Susan O'Neill, UK
Thank you. I will teach my son never to forget and I hope he teaches his son.
My grandfather was in the Royal Navy in 1914. He jumped ship in Canada, possibly through boredom, and joined the Canadian Infantry, consequently being sent to fight in the trenches at Ypres where he was severely injured during a German gas attack and hospitalised in England. I think the Royal Navy may still have him listed as missing from his ship.
Steve, Margate, England
My Grandfather served in WWI - he was a regular and not a conscript - he was gassed a Mons and in his words "was up to (his) neck in crap and bullets at Ypres - when he reached his 80s he had to go into a care home - his army pension was taken towards his care - we protested and appealed but to no avail. We should continue having a remembrance ceremony every 4th August so that the sacrifice of this men should never, ever be forgotten.

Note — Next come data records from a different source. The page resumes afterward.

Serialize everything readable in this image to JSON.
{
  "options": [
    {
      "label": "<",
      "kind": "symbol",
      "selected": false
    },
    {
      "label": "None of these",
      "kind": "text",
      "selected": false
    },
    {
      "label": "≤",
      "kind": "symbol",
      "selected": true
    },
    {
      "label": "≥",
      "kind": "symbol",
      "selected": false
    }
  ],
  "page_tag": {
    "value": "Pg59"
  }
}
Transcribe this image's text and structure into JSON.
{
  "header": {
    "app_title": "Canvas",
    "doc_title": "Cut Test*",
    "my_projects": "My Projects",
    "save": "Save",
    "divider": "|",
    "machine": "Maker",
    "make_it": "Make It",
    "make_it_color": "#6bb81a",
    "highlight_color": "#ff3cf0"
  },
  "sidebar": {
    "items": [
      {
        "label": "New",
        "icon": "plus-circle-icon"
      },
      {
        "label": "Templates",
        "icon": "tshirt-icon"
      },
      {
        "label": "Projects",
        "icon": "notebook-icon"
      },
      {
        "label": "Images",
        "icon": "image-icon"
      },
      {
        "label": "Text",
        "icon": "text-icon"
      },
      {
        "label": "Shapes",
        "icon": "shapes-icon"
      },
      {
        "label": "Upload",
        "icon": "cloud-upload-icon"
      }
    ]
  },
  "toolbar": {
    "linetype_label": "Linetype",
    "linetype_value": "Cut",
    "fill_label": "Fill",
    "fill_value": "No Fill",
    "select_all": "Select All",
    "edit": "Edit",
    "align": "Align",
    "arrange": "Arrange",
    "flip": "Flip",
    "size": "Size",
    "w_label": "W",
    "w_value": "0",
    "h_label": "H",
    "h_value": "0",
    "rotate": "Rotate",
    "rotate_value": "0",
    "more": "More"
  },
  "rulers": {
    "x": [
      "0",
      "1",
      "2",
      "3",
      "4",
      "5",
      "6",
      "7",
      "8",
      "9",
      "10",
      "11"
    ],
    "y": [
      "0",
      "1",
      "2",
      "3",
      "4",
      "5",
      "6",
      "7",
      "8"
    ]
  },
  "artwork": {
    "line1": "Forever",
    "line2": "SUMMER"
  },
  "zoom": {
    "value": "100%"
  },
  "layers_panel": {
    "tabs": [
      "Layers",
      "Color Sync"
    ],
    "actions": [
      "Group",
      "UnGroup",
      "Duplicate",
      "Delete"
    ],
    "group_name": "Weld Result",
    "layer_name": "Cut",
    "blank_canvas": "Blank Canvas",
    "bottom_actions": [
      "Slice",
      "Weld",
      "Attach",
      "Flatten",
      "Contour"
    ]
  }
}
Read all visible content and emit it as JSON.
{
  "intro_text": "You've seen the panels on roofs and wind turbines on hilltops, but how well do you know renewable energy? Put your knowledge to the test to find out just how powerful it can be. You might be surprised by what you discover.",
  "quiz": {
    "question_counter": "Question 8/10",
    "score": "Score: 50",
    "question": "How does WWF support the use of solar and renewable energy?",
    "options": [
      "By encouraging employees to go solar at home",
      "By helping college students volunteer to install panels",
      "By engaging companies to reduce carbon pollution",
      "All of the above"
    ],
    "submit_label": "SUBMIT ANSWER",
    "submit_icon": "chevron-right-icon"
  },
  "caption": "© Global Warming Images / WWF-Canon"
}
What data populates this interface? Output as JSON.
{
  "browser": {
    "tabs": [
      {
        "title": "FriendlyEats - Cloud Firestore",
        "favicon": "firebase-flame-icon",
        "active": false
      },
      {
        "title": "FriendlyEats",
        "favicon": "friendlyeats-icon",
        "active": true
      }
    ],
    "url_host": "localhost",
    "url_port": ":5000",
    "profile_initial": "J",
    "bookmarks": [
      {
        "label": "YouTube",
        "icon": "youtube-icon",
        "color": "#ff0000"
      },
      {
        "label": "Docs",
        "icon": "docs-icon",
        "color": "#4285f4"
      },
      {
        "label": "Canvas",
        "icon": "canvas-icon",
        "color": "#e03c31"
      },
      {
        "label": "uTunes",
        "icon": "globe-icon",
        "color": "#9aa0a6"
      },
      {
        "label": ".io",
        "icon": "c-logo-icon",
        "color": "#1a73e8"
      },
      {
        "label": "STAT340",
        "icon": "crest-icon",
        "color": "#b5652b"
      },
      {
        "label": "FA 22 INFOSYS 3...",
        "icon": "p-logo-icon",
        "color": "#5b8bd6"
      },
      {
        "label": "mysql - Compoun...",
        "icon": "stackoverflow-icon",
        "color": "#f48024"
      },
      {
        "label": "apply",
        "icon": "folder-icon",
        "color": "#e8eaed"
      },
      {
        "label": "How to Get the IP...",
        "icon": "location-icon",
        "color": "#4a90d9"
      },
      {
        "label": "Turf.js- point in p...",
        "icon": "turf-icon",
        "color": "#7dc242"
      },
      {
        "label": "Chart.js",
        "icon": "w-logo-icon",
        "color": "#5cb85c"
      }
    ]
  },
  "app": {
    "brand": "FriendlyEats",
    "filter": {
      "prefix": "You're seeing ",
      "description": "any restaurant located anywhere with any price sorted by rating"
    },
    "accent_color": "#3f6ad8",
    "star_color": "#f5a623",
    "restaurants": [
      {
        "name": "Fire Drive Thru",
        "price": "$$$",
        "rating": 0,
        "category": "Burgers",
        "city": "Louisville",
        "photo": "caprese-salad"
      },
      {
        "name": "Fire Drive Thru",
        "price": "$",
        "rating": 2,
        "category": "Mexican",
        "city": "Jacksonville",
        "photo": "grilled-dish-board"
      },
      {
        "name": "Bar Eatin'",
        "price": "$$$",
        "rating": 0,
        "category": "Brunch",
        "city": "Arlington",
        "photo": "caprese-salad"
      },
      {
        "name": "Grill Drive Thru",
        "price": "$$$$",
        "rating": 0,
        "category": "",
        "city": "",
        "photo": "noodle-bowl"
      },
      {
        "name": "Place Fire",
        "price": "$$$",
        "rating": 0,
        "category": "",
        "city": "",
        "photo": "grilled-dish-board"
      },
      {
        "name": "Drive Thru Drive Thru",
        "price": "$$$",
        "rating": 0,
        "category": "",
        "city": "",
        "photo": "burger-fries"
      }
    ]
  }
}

I have recently discovered my Grandfather's diary of his experiences at the Somme and Ypres. It makes for staggering, sobering reading for one of my generation, untroubled by conscription and the call to arms, which were realities for the two previous generations. We must never forget what these young men and women went through. They were everyman; there but for a shift of time walked everyone of us.
Nigel, Redhill, UK
Remembrance Day is our guarantee that WWI and WWII will never be forgotten. More important than remembering the details of what occurred is that such wars should never happen again. The causes, the horror and the aftermath must forever be remembered and lessons learned or we will eventually be led into similar future catastrophes. The anniversary ceremonies are for those who were there but Remembrance Day is for us all.
John M, Lyne Meads, UK
This means a great deal to me and my family. My maternal Grandmother had four brothers killed in WWI, three of them on the same day, the 1st July 1916 - the infamous First Day on the Somme. As to whether this was a just war in the same way as WWII I am not in any position to judge but we must never forget the Lost Generation.
Andy, Figheldean, UK
My grandfather was in the Royal Army Medical Corps, in 1914 -1918. He never talked about it. He was shot three times, whilst carrying out stretcher duties, recovering German and BFI infantry. He said to me when I joined the Royal Navy in 1963, "Your greatest for is not the soldier trying to kill you, it's your own General trying to get you shot for a yard of land."
Jim Evans, Brighton, UK
My grandfather was 17 - and lied about his age - when he signed up. He wouldn't marry my grandmother before he went to France "because there will be too many widows after it". He was in the horse artillery; he was wounded and returned to England to recover. You would normally stay in England and train others after that but he was mistakenly posted back to France, he pointed out the mistake and was given the option of staying in England. He choose to return "because if I didn't I would get an envelope of white feathers". He wrote to my grandmother every week.
We still have the letters, some in beautiful lace envelopes, complete with censors marks. They are lovingly referred to as "Granddad's French Letters" by the family. When he returned after the war he married my Grandmother and they stayed married, having two children, until she died at the age of 98, he died at 99, two months short of his 100th birthday. I still have his medals - alongside my fathers from the second world war.
Terry, Epsom, England